The differential in salinity between saltwater and freshwater along the world’s coastlines is a mostly untapped energy source. This distinction can be used by a novel nanodevice to produce electricity.
In the journal, Nano Energy, a group of researchers from the University of Illinois Urbana-Champaign described a design for a nanofluidic device that can transform ionic flow into useful electric power. The group thinks that their invention might be used to harness the ionic fluxes that occur naturally at the seawater-freshwater interface.
While our design is still a concept at this stage, it is quite versatile and already shows strong potential for energy application. It began with an academic question— ‘Can a nanoscale solid-state device extract energy from ionic flow? — but our design exceeded our expectations and surprised us in many ways.
Jean-Pierre Leburton, Project Lead and Professor, Electrical and Computer Engineering, University of Illinois Urbana-Champaign
Salt molecules naturally migrate from areas of higher concentration to areas of lower concentration when two bodies of water with differing salinities converge, such as when a river empties into an ocean. These flows’ energy can be captured since it is made up of electrically charged ions that originate from the dissolved salt.

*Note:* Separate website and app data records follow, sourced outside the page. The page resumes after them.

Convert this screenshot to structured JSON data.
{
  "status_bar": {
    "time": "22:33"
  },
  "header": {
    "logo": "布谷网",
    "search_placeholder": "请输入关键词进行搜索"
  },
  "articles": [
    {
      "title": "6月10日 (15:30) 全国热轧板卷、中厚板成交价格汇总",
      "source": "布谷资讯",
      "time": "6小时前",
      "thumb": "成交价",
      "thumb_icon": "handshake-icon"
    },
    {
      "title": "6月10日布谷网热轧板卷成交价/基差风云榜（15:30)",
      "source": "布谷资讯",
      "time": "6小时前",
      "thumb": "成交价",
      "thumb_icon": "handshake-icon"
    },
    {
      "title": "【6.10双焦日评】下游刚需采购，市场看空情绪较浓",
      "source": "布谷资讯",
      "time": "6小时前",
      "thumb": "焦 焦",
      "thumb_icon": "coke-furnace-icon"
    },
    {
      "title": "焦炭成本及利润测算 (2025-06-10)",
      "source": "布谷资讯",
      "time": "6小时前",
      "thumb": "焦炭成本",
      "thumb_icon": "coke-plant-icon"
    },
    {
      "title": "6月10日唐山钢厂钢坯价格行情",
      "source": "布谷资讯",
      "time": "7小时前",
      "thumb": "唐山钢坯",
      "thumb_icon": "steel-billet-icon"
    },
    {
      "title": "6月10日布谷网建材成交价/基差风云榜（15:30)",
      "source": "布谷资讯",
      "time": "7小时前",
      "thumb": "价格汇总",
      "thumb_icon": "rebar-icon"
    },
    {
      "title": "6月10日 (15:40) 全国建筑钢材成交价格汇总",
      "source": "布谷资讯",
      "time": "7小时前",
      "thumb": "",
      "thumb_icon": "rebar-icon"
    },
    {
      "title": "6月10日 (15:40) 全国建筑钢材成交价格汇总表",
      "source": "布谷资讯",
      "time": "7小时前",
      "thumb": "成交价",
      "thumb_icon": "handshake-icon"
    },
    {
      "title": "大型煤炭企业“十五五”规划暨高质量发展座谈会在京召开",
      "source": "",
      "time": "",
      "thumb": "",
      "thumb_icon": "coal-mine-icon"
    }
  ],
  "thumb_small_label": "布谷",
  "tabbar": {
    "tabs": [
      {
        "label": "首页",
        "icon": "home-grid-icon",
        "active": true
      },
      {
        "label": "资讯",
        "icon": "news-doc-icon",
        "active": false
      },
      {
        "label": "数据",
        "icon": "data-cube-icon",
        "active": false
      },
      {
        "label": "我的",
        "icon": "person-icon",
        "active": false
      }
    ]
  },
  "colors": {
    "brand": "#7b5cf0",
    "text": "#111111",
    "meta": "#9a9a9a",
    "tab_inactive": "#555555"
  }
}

A nanoscale semiconductor device created by Leburton’s team uses a phenomenon known as “Coulomb drag” between moving ions and electric charges. Electric forces drive the device charges to travel from one side to the other, generating voltage and electric current as the ions flow through the device’s small channel.
When simulating their system, the researchers discovered two unexpected phenomena. First, the simulations showed that the device functions as well if the electric forces are repulsive, despite their initial expectation that Coulomb drag would mostly be caused by the attractive force between opposing electric charges. Drag is caused by positively and negatively charged ions.
Just as noteworthy, our study indicates that there is an amplification effect. Since the moving ions are so massive compared to the device charges, the ions impart large amounts of momentum to the charges, amplifying the underlying current.
Mingye Xiong, Study Lead Author and Graduate Student, University of Illinois Urbana-Champaign
Additionally, the researchers discovered that these effects are unaffected by the particular channel layout and material selection as long as the channel diameter is small enough to guarantee close contact between the ions and the charges.
The researchers are investigating how arrays of these devices can be scaled for real-world power generation while they are in the process of patenting their findings.
Leburton added, “We believe that the power density of a device array could meet or exceed that of solar cells. And that is not to mention the potential applications in other fields like biomedical sensing and nanofluidics.”
The work also included contributions by Kewei Song.
Xiong, M., et al. (2023) Ionic coulomb drag in nanofluidic semiconductor channels for energy harvest. Nano Energy. doi:10.1016/j.nanoen.2023.108860